Prime Minister Justin Trudeau has announced a garden variety of multi-billion dollar programs designed to provide financial relief to Canadians during the coronavirus pandemic. This includes the Canada Emergency Wage Subsidy, Canada Emergency Response Benefit and Canada Emergency Business Account.
Will this generosity be extended to the Canadian Football League?
Last week, the CFL requested up to $150 million in financial assistance from Ottawa during the economic lockdown. Roughly $30 million would be allocated to the league’s current challenges in dealing with COVID-19, and another $120 million (or thereabouts) would be factored in if this year’s regular season was abandoned.
“One of the things, I think, that the CFL and all of us who love the league pride ourselves on is we’re striving to be very optimistic,” league commissioner Randy Ambrosie told the Canadian Press on April 28. “But to be realistic, the kinds of losses could have an effect on the future of this league.”
If you read between the lines, Ambrosie’s message is clear. Without a significant cash infusion from Ottawa, the fate of Canadian football could be a fait accompli.
The Liberals haven’t rushed to the CFL’s aid on galloping white horses, however.
First, Ottawa realizes this sort of financial commitment would be much harder to justify than a federal wage subsidy or rent reduction. Public money used to help individuals and families in need can be spun by political strategists as a net societal benefit. Conversely, the proposed CFL bailout could be viewed as specialized, narrow and/or wasteful spending of taxpayer dollars. The direction of the needle of public opinion is easy to determine.
Second, the CFL’s financial situation has been a real concern. TSN’s Dave Naylor wrote in a May 17, 2019 online column, “most revenue streams are flat and six of nine teams last season operated in the red.” CFL teams like the Saskatchewan Roughriders and Edmonton Eskimos have achieved profitable seasons, whereas the Toronto Argonauts, Montreal Alouettes and Hamilton Tiger-Cats have all witnessed lean years. If good money (from the public coffers) is used to prop up clubs in mostly poor financial health, these funds could quickly turn bad – and more money would be required than originally earmarked. It’s unlikely the general public would go for this.
Third, Canadians love sports, but don’t follow the CFL as closely as before. An August 31, 2018 study by the Angus Reid Institute showed that 39 percent of respondents preferred the CFL, an additional 39 percent preferred the National Football League, and 22 percent enjoyed them equally. That statistic didn’t tell the whole story. If you dig deeper, the NFL was preferred by Canadians aged 18-34 (53-31%) and 35-54 (41-35%), while respondents 55 years and older preferred the CFL (47-27%). This is a sports league that evidently caters to an older demographic. The Trudeau Liberals, who strongly prefer to court younger people to build long-term policies and strategies, surely know this and realize a CFL bailout wouldn’t work to their political advantage.

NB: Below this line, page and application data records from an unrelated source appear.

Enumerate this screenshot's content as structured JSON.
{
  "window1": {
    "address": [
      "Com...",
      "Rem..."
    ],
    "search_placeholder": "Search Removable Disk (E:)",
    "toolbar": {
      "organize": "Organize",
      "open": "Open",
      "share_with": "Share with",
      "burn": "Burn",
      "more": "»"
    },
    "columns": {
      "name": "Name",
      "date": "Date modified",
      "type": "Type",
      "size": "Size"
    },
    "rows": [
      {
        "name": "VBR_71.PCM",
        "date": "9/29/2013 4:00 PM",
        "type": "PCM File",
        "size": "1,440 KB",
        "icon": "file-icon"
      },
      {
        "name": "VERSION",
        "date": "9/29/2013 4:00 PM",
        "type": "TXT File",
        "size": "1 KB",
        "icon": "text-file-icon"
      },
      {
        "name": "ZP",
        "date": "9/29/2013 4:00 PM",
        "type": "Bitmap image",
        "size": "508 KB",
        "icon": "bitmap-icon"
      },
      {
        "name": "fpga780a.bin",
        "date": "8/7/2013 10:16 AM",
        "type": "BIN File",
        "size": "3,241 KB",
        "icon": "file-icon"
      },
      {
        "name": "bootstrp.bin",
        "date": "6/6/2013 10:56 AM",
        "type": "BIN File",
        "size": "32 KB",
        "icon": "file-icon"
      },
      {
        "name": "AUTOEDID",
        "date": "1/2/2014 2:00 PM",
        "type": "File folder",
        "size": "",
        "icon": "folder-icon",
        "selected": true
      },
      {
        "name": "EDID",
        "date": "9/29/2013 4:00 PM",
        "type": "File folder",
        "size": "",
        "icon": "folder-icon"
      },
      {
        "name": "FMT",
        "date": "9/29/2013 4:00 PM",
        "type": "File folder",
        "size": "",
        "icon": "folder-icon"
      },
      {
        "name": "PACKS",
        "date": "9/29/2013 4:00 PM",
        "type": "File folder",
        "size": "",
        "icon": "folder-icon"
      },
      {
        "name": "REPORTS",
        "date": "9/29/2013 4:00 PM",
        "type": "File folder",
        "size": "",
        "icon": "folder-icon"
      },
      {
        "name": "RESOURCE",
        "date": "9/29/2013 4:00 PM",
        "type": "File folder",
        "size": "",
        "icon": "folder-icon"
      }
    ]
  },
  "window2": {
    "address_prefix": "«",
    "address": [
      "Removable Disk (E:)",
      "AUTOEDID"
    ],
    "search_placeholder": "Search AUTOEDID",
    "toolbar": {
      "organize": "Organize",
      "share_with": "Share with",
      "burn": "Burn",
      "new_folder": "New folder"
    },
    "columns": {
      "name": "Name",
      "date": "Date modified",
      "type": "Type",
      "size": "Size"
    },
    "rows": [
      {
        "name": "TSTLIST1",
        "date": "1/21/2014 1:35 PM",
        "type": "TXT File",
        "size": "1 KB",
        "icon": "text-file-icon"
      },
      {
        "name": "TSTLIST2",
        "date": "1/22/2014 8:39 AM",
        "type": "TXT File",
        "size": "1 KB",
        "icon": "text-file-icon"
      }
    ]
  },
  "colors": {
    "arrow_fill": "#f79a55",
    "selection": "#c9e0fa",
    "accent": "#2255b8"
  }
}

That being said, let’s be realistic. Saying “no” to the CFL would be detrimental to the minority Liberal government.
The CFL has existed since 1958, but its roots go back to the early 1900s and the Interprovincial Rugby Football Union. The league has its own set of rules, including three downs, a wider playing field and the single point known as the rouge. The Grey Cup was first awarded to the University of Toronto in 1909 after beating the Toronto Parkdale Canoe Club 26-6, and has been played 107 times.
In other words, the CFL is one of North America’s oldest sports leagues – and is uniquely Canadian. Letting it die a painful death wouldn’t be a viable option, no matter your feelings about everything from nationalism to capitalism.
The Wall Street Journal’s Ottawa correspondent Paul Vieira proposed an interesting strategy in an April 29 tweet, “Learned associate of mine makes a good point: Couldn’t the Canadian Govt just buy all the CFL franchises for C$150M?”
Yes, Ottawa could do that. Then again, do Canadians really want to become the “owners” of these nine teams? What would the monetary value be for these teams if a public entity like the feds owned them? Could they all be sold after the coronavirus pandemic either settles down or comes to an end?
Long story short, there’s too much risk involved in this proposal.
Financial assistance may turn out to be the only solution to keep the CFL afloat. It shouldn’t be awarded in the form of a gift. The loan must be repayable to justify the cost for Canadians. It could be set at a low interest rate with a long term, but the taxpayers’ money must come back in some way, shape or form.
As someone who enjoys the NFL and CFL (I was highly critical of the latter for years, but have recently returned to the fold), I could live with this. Financial bailouts aren’t part of my personal or political DNA, but we’re living in unusual times. Canadian football’s long history and rich legacy are at stake, so a one-time exception seems to be in order.
Photo Credit: Canadian Football league
Michael Taube, a long-time newspaper columnist and political commentator, was a speechwriter for former Canadian prime minister Stephen Harper.
The views, opinions and positions expressed by columnists and contributors are the author’s alone. They do not inherently or expressly reflect the views, opinions and/or positions of our publication.